→ Data to process:

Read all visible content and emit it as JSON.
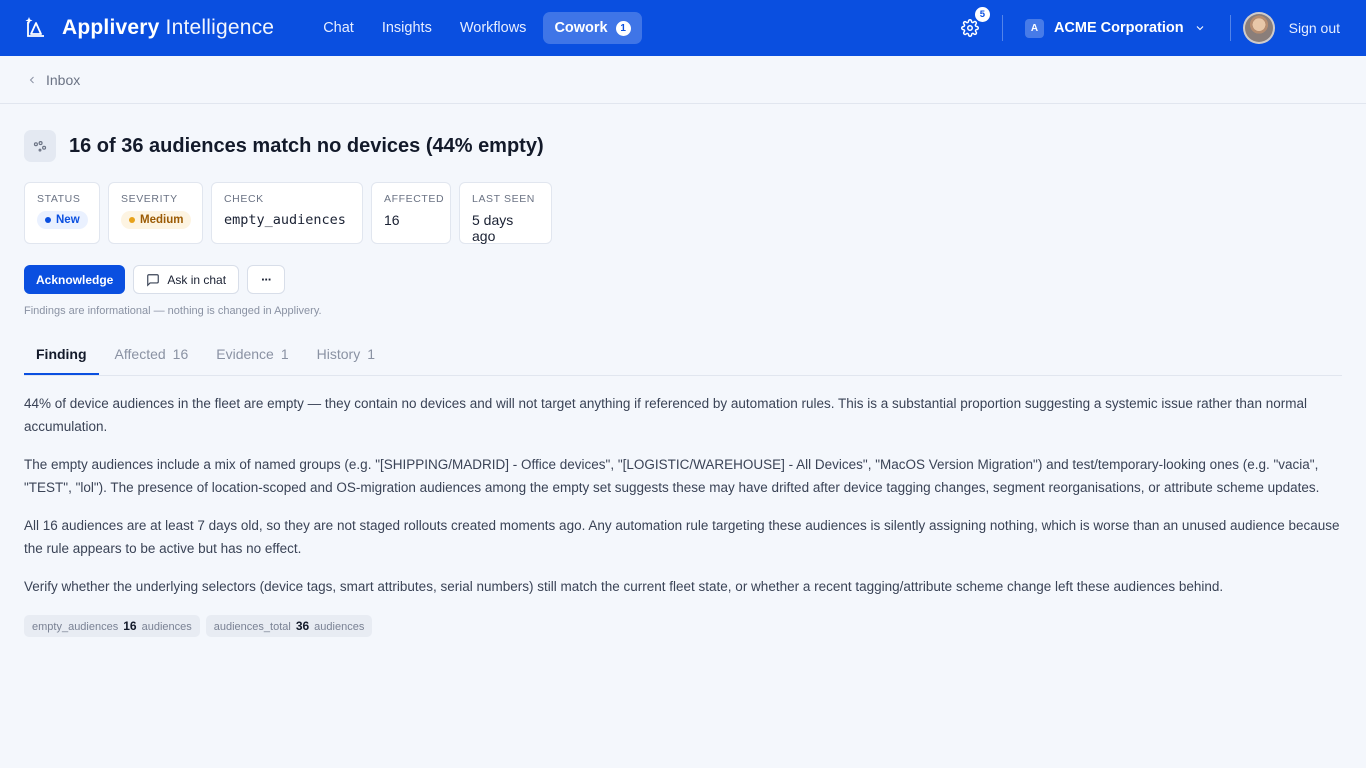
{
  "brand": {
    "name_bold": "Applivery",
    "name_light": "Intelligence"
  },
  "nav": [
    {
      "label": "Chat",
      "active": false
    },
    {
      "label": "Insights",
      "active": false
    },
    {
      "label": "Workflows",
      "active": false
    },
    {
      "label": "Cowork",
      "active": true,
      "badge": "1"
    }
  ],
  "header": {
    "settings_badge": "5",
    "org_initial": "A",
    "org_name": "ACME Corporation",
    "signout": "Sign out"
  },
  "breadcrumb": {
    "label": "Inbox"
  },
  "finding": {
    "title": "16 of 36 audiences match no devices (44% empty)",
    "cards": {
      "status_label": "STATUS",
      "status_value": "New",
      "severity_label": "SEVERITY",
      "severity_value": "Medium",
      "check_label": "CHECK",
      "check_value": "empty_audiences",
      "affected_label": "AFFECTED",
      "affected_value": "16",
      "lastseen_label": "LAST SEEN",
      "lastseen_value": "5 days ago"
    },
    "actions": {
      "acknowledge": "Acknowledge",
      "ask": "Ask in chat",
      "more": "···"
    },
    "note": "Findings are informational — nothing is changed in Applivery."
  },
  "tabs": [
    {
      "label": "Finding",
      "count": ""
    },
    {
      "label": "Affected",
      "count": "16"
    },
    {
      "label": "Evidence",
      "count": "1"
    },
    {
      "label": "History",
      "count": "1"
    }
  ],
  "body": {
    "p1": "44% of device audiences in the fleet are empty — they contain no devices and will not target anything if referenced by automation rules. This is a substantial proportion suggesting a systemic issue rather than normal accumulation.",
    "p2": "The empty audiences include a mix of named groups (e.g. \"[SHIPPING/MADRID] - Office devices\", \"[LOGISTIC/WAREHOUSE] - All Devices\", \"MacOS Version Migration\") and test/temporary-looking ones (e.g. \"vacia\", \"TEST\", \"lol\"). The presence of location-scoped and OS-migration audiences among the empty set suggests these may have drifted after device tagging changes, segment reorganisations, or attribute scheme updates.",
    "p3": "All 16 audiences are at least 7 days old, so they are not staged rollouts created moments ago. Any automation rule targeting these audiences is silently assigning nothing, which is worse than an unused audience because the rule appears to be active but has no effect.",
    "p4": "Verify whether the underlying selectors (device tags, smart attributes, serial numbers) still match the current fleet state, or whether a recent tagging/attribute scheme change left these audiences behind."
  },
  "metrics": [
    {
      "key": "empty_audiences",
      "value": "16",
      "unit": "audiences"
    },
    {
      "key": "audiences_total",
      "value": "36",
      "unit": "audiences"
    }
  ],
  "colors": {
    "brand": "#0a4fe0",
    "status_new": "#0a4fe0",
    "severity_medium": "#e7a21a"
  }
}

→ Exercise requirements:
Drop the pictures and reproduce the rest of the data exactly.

→ Answer space:
Read all visible content and emit it as JSON.
{
  "brand": {
    "name_bold": "Applivery",
    "name_light": "Intelligence"
  },
  "nav": [
    {
      "label": "Chat",
      "active": false
    },
    {
      "label": "Insights",
      "active": false
    },
    {
      "label": "Workflows",
      "active": false
    },
    {
      "label": "Cowork",
      "active": true,
      "badge": "1"
    }
  ],
  "header": {
    "settings_badge": "5",
    "org_initial": "A",
    "org_name": "ACME Corporation",
    "signout": "Sign out"
  },
  "breadcrumb": {
    "label": "Inbox"
  },
  "finding": {
    "title": "16 of 36 audiences match no devices (44% empty)",
    "cards": {
      "status_label": "STATUS",
      "status_value": "New",
      "severity_label": "SEVERITY",
      "severity_value": "Medium",
      "check_label": "CHECK",
      "check_value": "empty_audiences",
      "affected_label": "AFFECTED",
      "affected_value": "16",
      "lastseen_label": "LAST SEEN",
      "lastseen_value": "5 days ago"
    },
    "actions": {
      "acknowledge": "Acknowledge",
      "ask": "Ask in chat",
      "more": "···"
    },
    "note": "Findings are informational — nothing is changed in Applivery."
  },
  "tabs": [
    {
      "label": "Finding",
      "count": ""
    },
    {
      "label": "Affected",
      "count": "16"
    },
    {
      "label": "Evidence",
      "count": "1"
    },
    {
      "label": "History",
      "count": "1"
    }
  ],
  "body": {
    "p1": "44% of device audiences in the fleet are empty — they contain no devices and will not target anything if referenced by automation rules. This is a substantial proportion suggesting a systemic issue rather than normal accumulation.",
    "p2": "The empty audiences include a mix of named groups (e.g. \"[SHIPPING/MADRID] - Office devices\", \"[LOGISTIC/WAREHOUSE] - All Devices\", \"MacOS Version Migration\") and test/temporary-looking ones (e.g. \"vacia\", \"TEST\", \"lol\"). The presence of location-scoped and OS-migration audiences among the empty set suggests these may have drifted after device tagging changes, segment reorganisations, or attribute scheme updates.",
    "p3": "All 16 audiences are at least 7 days old, so they are not staged rollouts created moments ago. Any automation rule targeting these audiences is silently assigning nothing, which is worse than an unused audience because the rule appears to be active but has no effect.",
    "p4": "Verify whether the underlying selectors (device tags, smart attributes, serial numbers) still match the current fleet state, or whether a recent tagging/attribute scheme change left these audiences behind."
  },
  "metrics": [
    {
      "key": "empty_audiences",
      "value": "16",
      "unit": "audiences"
    },
    {
      "key": "audiences_total",
      "value": "36",
      "unit": "audiences"
    }
  ],
  "colors": {
    "brand": "#0a4fe0",
    "status_new": "#0a4fe0",
    "severity_medium": "#e7a21a"
  }
}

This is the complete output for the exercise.